In the United States, protests have escalated over grand jury decisions declining to charge white police officers in the deaths of black males in New York and Missouri.
The demonstrations - the most widespread and persistent pertaining to race and justice seen in the country in decades - are forcing officials to respond and putting law enforcement under a powerful microscope.
In Berkeley, California, protests turned violent when rocks and bricks were thrown and windows smashed. Police responded with tear gas as unrest continued for hours.
More peaceful, but no less fervent demonstrations continued in New York, Washington, Chicago, and other major cities.
Talk bluntly of race
“We bluntly have to talk about the historic racial dynamics that underlie this,” said New York Mayor Bill de Blasio.
“We have to have an honest conversation in this country about a history of racism. An honest conversation about the problem that has caused parents to feel that their children may be in danger in their dynamic ((interactions)) with police, when in fact the police are there to protect them. We have to transcend that,” de Blasio said.
The mayor said the city’s police force, one of America’s largest, will be retrained to improve its dealings with minority communities and, it is hoped, avoid deadly confrontations like the one between officers and unarmed illegal cigarette vendor Eric Garner, who died earlier this year after being wrestled to the ground and forcibly restrained.
De Blasio has spoken publicly of difficult conversations with his biracial son, telling him to be extra cautious if approached by police.
“ ‘Do not move suddenly, do not reach for your cell phone’ - because we know, sadly, there is a greater chance it might be misinterpreted if it was a young man of color,” he said.
Those comments have drawn the ire of police representatives, who accused the mayor of scape-goating, rather than defending, those who risk their lives to ensure public safety.
'Confrontation leads to tragedy'
“You cannot resist arrest, because resisting arrest leads to confrontation. Confrontation leads to tragedy,” said New York Police union chief Patrick Lynch.
Grand jury decisions declining criminal prosecution of police officers have grabbed the world's attention in recent weeks but have been the norm for decades, said James Jacobs, a criminal law professor at New York University.
"Police officers have a certain, I think, presumption of legitimacy in the community.
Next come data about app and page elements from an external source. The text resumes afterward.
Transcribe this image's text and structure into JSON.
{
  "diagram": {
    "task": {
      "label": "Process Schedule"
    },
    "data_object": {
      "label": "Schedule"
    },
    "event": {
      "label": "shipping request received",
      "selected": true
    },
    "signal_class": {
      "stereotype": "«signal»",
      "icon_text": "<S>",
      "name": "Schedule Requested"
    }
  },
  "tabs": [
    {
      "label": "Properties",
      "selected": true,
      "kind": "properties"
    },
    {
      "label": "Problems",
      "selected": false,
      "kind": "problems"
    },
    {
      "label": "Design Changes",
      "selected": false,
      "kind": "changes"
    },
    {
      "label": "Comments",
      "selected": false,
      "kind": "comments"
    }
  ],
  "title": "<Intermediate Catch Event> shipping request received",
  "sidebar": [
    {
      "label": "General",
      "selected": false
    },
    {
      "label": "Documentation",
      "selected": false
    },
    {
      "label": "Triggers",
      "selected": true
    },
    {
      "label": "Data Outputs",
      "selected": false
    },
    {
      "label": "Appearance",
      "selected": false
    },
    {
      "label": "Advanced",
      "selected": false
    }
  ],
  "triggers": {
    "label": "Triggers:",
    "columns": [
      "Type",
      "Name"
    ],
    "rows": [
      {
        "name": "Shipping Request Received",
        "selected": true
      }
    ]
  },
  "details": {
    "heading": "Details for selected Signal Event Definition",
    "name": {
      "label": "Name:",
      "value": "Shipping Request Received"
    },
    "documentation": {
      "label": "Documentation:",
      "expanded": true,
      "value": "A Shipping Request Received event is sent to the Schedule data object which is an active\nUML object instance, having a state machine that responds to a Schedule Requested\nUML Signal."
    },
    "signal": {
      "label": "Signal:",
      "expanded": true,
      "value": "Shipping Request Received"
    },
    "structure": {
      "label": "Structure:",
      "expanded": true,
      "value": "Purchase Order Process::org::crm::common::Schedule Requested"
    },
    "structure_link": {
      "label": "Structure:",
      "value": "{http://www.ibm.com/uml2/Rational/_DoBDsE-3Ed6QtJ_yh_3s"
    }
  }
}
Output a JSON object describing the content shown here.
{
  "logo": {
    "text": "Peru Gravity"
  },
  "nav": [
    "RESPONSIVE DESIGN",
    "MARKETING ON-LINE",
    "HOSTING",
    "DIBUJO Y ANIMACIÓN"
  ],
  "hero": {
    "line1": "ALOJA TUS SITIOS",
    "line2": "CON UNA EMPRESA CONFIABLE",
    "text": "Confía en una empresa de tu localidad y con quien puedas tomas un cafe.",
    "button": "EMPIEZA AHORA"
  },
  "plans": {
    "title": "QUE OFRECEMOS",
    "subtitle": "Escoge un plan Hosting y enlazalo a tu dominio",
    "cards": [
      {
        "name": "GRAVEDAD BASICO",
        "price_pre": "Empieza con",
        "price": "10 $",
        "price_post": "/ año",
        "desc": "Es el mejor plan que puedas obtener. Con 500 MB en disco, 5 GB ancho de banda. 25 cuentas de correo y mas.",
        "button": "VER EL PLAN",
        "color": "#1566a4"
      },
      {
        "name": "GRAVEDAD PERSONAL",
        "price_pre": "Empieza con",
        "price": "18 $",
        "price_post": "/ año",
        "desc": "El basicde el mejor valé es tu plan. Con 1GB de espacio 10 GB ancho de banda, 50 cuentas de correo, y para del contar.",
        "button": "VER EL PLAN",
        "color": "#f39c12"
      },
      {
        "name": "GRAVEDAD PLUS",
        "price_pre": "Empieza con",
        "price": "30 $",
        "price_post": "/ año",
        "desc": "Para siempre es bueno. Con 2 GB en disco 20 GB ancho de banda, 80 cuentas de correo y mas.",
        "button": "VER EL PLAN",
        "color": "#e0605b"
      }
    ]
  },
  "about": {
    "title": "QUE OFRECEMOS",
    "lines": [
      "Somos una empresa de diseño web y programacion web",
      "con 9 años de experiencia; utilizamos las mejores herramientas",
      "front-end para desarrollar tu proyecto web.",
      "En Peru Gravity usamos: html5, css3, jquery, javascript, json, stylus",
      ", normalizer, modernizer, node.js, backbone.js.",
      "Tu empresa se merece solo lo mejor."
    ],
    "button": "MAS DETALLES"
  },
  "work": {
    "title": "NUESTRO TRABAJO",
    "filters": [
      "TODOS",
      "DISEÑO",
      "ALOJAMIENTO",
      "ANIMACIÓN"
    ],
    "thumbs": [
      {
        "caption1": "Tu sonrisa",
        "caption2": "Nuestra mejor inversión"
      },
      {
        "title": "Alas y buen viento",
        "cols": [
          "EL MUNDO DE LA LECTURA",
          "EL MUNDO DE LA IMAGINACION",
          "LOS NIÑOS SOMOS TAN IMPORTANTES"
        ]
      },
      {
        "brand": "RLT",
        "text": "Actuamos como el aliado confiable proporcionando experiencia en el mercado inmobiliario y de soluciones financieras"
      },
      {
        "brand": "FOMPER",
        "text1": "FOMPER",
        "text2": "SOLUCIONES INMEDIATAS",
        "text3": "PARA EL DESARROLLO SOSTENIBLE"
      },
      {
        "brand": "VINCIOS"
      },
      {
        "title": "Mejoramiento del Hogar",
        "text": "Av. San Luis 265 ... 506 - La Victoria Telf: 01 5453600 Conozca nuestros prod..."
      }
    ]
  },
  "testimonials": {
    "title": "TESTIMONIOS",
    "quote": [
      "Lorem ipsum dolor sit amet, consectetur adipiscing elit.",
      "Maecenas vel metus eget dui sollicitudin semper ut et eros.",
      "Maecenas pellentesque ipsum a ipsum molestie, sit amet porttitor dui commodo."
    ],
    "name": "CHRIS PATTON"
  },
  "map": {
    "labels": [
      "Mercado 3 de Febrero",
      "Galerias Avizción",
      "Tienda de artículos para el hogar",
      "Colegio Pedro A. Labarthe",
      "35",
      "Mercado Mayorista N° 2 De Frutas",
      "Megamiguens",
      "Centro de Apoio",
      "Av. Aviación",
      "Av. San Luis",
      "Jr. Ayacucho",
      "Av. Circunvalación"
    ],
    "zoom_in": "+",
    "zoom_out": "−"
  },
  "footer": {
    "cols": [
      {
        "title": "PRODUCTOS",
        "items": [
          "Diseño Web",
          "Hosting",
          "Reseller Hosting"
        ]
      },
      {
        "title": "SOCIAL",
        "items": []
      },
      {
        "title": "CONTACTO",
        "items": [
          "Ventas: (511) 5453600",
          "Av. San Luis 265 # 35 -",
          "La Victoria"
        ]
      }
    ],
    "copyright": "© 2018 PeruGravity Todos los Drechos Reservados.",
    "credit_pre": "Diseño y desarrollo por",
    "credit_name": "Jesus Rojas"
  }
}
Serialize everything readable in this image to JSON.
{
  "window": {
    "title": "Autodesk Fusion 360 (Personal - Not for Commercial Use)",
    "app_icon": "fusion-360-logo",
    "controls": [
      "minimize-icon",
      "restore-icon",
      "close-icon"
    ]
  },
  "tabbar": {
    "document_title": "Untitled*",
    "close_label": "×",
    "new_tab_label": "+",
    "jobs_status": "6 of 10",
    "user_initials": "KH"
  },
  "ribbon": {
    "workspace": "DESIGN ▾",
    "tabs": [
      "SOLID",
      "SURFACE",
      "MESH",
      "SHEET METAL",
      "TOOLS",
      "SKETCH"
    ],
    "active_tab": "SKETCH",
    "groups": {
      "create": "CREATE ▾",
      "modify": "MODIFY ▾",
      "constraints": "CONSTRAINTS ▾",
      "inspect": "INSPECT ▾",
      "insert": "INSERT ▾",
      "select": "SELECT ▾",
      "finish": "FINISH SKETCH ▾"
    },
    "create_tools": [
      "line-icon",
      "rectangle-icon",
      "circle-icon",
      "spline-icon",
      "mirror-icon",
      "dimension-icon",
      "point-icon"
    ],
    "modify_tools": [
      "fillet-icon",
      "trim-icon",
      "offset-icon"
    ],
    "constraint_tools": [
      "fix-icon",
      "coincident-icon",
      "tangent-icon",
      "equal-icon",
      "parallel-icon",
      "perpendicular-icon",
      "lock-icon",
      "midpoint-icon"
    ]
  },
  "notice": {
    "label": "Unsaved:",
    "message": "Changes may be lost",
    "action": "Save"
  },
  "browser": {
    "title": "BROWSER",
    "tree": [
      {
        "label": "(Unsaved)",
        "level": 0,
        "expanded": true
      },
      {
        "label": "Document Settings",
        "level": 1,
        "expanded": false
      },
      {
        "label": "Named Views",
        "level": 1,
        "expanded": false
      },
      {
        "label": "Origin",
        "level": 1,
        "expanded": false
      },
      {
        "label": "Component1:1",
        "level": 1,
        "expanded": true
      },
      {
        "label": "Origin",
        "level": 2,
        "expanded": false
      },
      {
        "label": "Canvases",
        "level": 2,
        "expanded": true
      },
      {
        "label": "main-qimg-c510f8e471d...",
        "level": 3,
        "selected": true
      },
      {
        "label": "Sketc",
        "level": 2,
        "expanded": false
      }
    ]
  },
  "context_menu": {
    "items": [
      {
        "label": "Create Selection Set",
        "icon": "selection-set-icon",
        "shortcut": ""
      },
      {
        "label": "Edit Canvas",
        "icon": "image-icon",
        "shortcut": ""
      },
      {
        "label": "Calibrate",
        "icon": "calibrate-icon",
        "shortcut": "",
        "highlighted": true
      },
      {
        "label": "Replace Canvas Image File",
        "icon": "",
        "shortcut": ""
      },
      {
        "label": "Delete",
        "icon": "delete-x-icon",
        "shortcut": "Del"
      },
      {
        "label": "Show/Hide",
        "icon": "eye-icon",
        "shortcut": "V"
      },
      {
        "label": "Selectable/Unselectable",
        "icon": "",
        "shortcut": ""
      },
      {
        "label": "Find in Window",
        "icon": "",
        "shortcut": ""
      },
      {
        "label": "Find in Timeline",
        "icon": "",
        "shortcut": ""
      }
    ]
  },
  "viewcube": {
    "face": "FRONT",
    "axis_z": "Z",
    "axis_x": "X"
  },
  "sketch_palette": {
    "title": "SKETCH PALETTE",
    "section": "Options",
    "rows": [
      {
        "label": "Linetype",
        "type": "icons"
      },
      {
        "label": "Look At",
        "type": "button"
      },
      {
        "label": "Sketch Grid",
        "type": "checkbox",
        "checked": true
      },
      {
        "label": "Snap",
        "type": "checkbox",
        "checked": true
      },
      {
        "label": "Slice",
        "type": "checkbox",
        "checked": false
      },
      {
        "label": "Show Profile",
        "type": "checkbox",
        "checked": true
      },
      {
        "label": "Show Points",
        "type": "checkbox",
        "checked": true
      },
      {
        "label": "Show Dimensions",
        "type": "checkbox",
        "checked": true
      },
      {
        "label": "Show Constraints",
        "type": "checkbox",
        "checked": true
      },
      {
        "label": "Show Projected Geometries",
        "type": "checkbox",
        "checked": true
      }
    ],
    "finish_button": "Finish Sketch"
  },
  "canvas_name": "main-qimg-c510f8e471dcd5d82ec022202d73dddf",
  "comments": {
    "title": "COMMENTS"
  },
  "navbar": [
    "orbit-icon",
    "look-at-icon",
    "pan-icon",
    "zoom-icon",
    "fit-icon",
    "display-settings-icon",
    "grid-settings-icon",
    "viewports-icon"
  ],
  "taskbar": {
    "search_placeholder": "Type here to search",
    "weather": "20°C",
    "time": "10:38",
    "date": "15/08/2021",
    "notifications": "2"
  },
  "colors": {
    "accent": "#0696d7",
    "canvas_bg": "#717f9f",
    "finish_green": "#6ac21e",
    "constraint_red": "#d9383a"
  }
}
It is recognized that they have a very hard job to do,” Jacobs said.
Last week, President Barack Obama said public confidence in U.S. law enforcement must be restored, along with faith that laws will be applied equally to all Americans.